== Work to be completed ==
Scan the records below for the word "Палия". Copy each line where it appears.

--- Records ---

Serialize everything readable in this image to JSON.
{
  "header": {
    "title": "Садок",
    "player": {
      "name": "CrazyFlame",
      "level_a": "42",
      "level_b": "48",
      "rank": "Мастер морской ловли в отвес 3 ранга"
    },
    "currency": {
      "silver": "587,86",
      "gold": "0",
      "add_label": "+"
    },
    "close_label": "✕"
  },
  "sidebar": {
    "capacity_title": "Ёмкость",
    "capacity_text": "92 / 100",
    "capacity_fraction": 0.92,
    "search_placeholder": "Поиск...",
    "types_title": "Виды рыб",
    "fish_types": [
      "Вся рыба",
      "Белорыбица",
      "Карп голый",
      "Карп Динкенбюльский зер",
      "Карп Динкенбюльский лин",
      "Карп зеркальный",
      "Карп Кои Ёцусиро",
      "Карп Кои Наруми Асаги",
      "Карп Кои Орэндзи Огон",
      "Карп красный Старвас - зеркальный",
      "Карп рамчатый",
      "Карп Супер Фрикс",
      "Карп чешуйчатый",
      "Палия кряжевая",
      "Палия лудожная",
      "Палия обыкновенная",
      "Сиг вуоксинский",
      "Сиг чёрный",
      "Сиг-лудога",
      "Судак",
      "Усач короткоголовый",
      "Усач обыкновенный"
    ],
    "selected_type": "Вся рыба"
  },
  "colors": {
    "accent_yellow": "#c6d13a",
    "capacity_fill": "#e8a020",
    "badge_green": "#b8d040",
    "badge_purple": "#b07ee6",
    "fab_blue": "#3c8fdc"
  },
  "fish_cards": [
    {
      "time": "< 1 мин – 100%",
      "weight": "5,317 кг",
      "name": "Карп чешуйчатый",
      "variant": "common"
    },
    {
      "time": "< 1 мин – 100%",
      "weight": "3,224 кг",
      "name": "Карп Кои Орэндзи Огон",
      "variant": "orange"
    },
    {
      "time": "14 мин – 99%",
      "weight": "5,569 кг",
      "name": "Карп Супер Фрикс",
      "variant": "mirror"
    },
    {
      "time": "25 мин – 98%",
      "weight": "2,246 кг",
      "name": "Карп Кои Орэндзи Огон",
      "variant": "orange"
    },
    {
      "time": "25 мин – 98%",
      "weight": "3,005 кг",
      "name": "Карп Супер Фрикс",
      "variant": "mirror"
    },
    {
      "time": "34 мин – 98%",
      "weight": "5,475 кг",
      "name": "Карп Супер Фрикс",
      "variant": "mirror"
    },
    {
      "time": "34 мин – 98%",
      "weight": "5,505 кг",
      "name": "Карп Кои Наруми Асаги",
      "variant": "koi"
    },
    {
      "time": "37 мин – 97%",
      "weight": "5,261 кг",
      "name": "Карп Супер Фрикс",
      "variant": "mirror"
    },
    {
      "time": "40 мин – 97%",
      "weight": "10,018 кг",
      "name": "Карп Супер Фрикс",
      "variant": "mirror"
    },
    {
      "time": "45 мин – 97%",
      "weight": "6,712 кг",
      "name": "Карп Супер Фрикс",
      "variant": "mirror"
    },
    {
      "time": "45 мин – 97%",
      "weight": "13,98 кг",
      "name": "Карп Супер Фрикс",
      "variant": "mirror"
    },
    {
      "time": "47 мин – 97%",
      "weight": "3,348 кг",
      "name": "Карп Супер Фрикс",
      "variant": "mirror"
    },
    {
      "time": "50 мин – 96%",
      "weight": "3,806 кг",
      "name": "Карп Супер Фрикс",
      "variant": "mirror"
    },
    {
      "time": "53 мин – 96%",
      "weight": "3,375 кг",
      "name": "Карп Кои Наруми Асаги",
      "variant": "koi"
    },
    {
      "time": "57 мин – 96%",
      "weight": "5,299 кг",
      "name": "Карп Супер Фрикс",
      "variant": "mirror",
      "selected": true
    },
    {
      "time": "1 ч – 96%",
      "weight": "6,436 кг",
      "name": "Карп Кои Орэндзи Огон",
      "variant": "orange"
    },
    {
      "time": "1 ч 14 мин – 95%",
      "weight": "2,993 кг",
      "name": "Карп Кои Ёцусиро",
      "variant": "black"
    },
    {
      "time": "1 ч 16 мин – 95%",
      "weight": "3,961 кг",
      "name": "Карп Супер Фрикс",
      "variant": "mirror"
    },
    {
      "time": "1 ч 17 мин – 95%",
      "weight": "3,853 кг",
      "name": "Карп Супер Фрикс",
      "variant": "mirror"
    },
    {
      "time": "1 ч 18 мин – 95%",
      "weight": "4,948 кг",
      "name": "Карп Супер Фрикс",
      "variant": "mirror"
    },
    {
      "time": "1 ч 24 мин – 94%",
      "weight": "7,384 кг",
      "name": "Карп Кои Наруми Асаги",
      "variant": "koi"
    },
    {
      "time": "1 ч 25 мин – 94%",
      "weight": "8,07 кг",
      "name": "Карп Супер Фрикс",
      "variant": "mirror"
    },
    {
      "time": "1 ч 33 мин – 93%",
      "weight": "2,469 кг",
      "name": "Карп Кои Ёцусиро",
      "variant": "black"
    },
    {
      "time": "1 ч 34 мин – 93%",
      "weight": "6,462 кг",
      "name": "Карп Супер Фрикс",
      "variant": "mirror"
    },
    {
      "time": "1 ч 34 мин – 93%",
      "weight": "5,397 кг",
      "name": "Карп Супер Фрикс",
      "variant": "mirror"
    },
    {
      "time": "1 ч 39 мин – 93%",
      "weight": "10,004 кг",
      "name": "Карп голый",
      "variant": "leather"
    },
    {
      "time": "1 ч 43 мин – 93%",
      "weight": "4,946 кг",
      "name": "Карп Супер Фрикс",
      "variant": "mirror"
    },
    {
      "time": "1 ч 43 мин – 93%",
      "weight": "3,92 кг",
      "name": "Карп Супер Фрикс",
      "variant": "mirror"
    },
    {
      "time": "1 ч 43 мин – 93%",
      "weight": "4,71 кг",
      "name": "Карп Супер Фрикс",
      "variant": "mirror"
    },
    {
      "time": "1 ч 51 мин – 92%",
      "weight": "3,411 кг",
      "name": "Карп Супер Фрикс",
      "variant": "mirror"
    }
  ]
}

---

== Reply to the task ==
      "Палия кряжевая",
      "Палия лудожная",
      "Палия обыкновенная",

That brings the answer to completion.